**REQUIRED WORK**
Find every line in the records below that holds the word "title", and copy it out.

**DATA SECTION**

********

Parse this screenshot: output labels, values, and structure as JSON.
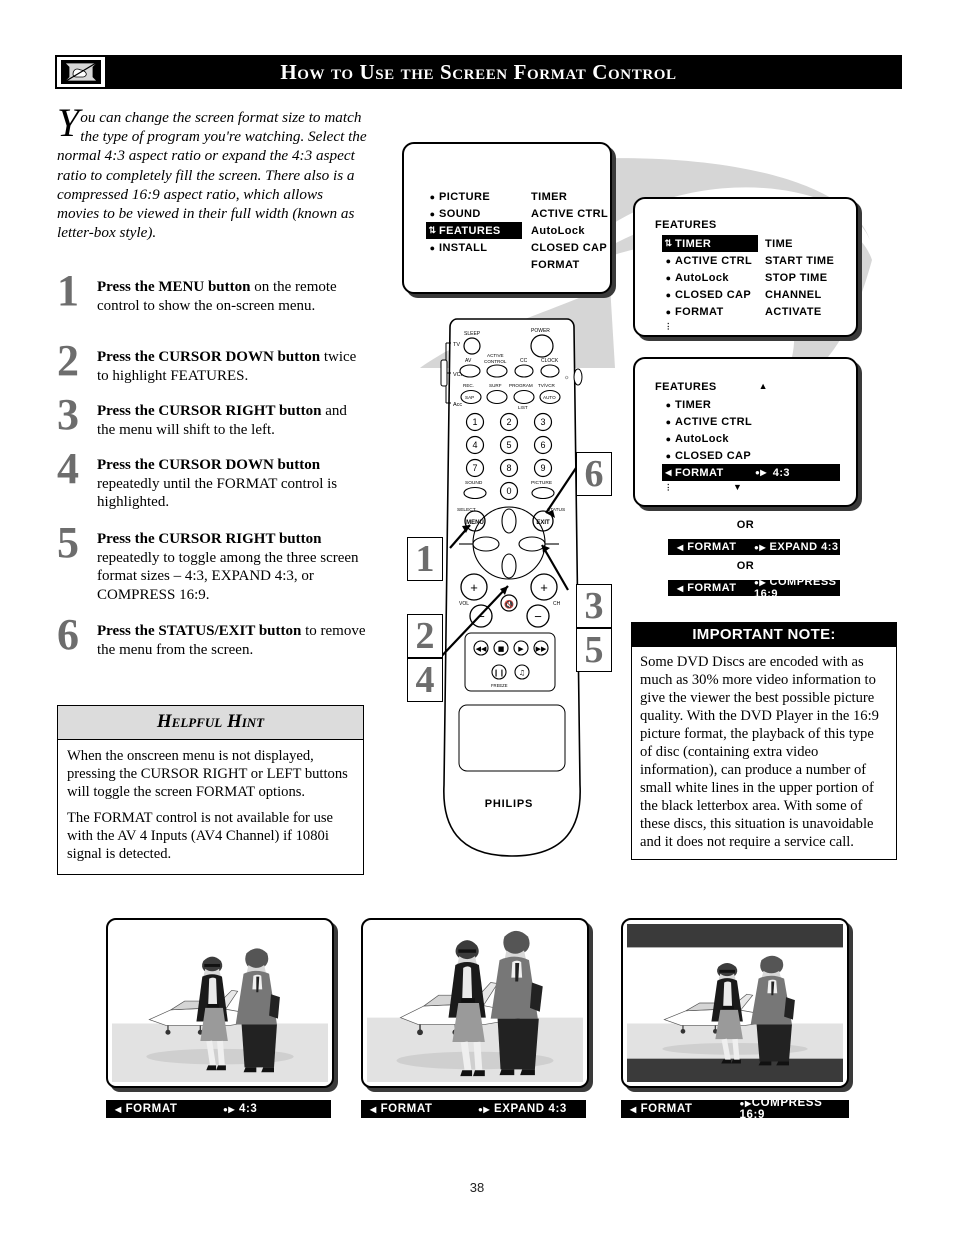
{
  "header": {
    "title": "How to Use the Screen Format Control",
    "icon": "tv-no-hand-icon"
  },
  "intro": {
    "dropcap": "Y",
    "text": "ou can change the screen format size to match the type of program you're watching. Select the normal 4:3 aspect ratio or expand the 4:3 aspect ratio to completely fill the screen. There also is a compressed 16:9 aspect ratio, which allows movies to be viewed in their full width (known as letter-box style)."
  },
  "steps": [
    {
      "num": "1",
      "bold": "Press the MENU button",
      "rest": " on the remote control to show the on-screen menu."
    },
    {
      "num": "2",
      "bold": "Press the CURSOR DOWN button",
      "rest": " twice to highlight FEATURES."
    },
    {
      "num": "3",
      "bold": "Press the CURSOR RIGHT button",
      "rest": " and the menu will shift to the left."
    },
    {
      "num": "4",
      "bold": "Press the CURSOR DOWN button",
      "rest": " repeatedly until the FORMAT control is highlighted."
    },
    {
      "num": "5",
      "bold": "Press the CURSOR RIGHT button",
      "rest": " repeatedly to toggle among the three screen format sizes – 4:3, EXPAND 4:3, or COMPRESS 16:9."
    },
    {
      "num": "6",
      "bold": "Press the STATUS/EXIT button",
      "rest": " to remove the menu from the screen."
    }
  ],
  "hint": {
    "title": "Helpful Hint",
    "paragraphs": [
      "When the onscreen menu is not displayed, pressing the CURSOR RIGHT or LEFT buttons will toggle the screen FORMAT options.",
      "The FORMAT control is not available for use with the AV 4 Inputs (AV4 Channel) if 1080i signal is detected."
    ]
  },
  "menu1": {
    "left_items": [
      {
        "label": "PICTURE",
        "marker": "bullet",
        "highlighted": false
      },
      {
        "label": "SOUND",
        "marker": "bullet",
        "highlighted": false
      },
      {
        "label": "FEATURES",
        "marker": "updown",
        "highlighted": true
      },
      {
        "label": "INSTALL",
        "marker": "bullet",
        "highlighted": false
      }
    ],
    "right_items": [
      "TIMER",
      "ACTIVE CTRL",
      "AutoLock",
      "CLOSED CAP",
      "FORMAT"
    ]
  },
  "menu2": {
    "title": "FEATURES",
    "left_items": [
      {
        "label": "TIMER",
        "marker": "updown",
        "highlighted": true
      },
      {
        "label": "ACTIVE CTRL",
        "marker": "bullet",
        "highlighted": false
      },
      {
        "label": "AutoLock",
        "marker": "bullet",
        "highlighted": false
      },
      {
        "label": "CLOSED CAP",
        "marker": "bullet",
        "highlighted": false
      },
      {
        "label": "FORMAT",
        "marker": "bullet",
        "highlighted": false
      },
      {
        "label": "",
        "marker": "down",
        "highlighted": false
      }
    ],
    "right_items": [
      "TIME",
      "START TIME",
      "STOP TIME",
      "CHANNEL",
      "ACTIVATE"
    ]
  },
  "menu3": {
    "title": "FEATURES",
    "up_arrow": "▲",
    "down_arrow": "▼",
    "items": [
      {
        "label": "TIMER",
        "marker": "bullet",
        "value": "",
        "highlighted": false
      },
      {
        "label": "ACTIVE CTRL",
        "marker": "bullet",
        "value": "",
        "highlighted": false
      },
      {
        "label": "AutoLock",
        "marker": "bullet",
        "value": "",
        "highlighted": false
      },
      {
        "label": "CLOSED CAP",
        "marker": "bullet",
        "value": "",
        "highlighted": false
      },
      {
        "label": "FORMAT",
        "marker": "left",
        "value": "4:3",
        "highlighted": true
      }
    ]
  },
  "alternatives": {
    "or_label_1": "OR",
    "or_label_2": "OR",
    "bar1": {
      "left": "FORMAT",
      "right": "EXPAND 4:3"
    },
    "bar2": {
      "left": "FORMAT",
      "right": "COMPRESS 16:9"
    }
  },
  "note": {
    "title": "IMPORTANT NOTE:",
    "body": "Some DVD Discs are encoded with as much as 30% more video information to give the viewer the best possible picture quality. With the DVD Player in the 16:9 picture format, the playback of this type of disc (containing extra video information), can produce a number of small white lines in the upper portion of the black letterbox area. With some of these discs, this situation is unavoidable and it does not require a service call."
  },
  "remote": {
    "brand": "PHILIPS",
    "mode_labels": [
      "TV",
      "VCR",
      "Acc"
    ],
    "buttons": [
      "SLEEP",
      "POWER",
      "AV",
      "ACTIVE CONTROL",
      "CC",
      "CLOCK",
      "REC. SAP",
      "SURF",
      "PROGRAM LIST",
      "TV/VCR AUTO",
      "1",
      "2",
      "3",
      "4",
      "5",
      "6",
      "7",
      "8",
      "9",
      "0",
      "SOUND",
      "PICTURE",
      "MENU",
      "SELECT",
      "EXIT",
      "STATUS",
      "VOL",
      "CH",
      "MUTE",
      "FREEZE"
    ],
    "transport": [
      "rewind-icon",
      "stop-icon",
      "play-icon",
      "fast-forward-icon",
      "pause-icon",
      "surround-icon"
    ]
  },
  "callouts": [
    {
      "num": "1"
    },
    {
      "num": "2"
    },
    {
      "num": "3"
    },
    {
      "num": "4"
    },
    {
      "num": "5"
    },
    {
      "num": "6"
    }
  ],
  "examples": [
    {
      "id": "normal",
      "left": "FORMAT",
      "right": "4:3",
      "letterbox": false
    },
    {
      "id": "expand",
      "left": "FORMAT",
      "right": "EXPAND 4:3",
      "letterbox": false
    },
    {
      "id": "compress",
      "left": "FORMAT",
      "right": "COMPRESS 16:9",
      "letterbox": true
    }
  ],
  "page_number": "38",
  "colors": {
    "osd_highlight": "#000000",
    "step_number": "#6d6d6d",
    "hint_header": "#dcdcdc",
    "swoosh": "#d6d6d6"
  }
}
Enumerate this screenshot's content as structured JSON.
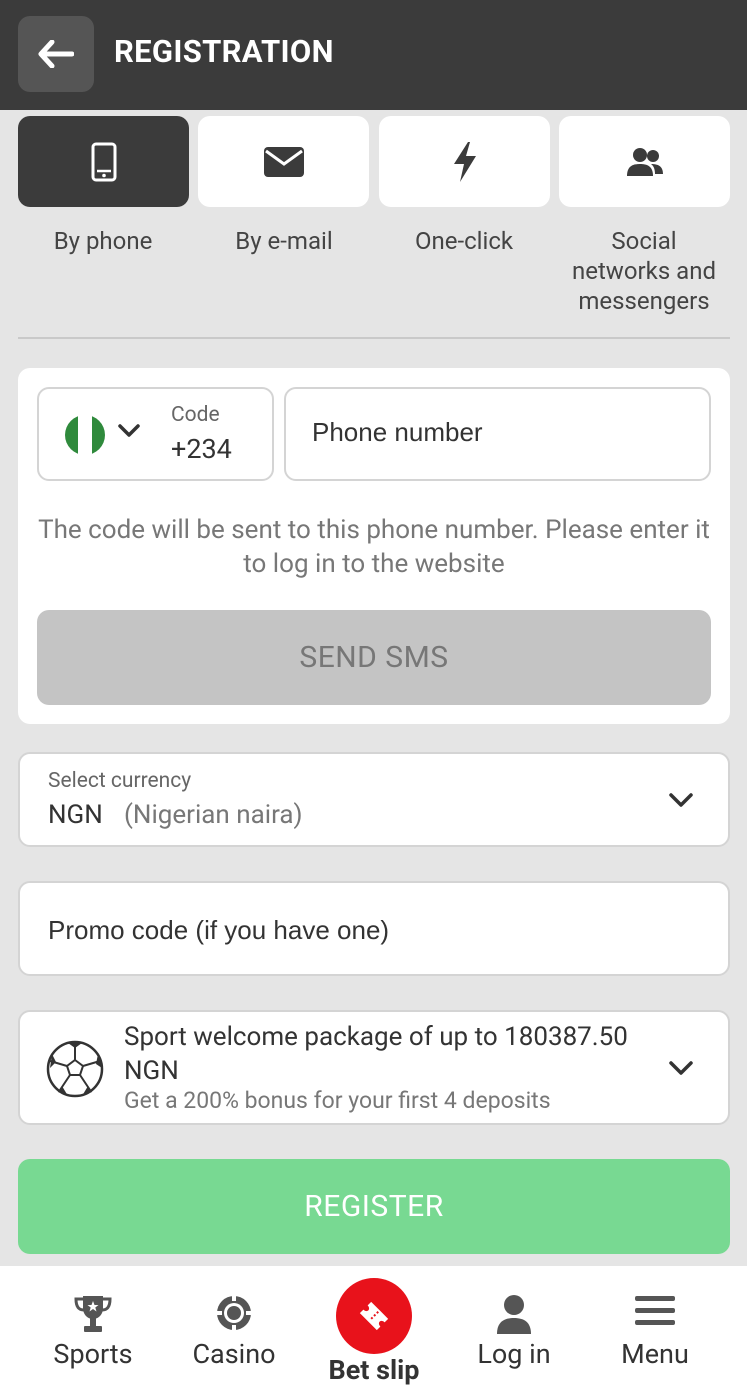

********

**TASK SOLUTION**
    "title": "How to Use the Screen Format Control",
    "title": "Helpful Hint",
    "title": "FEATURES",
    "title": "FEATURES",
    "title": "IMPORTANT NOTE:",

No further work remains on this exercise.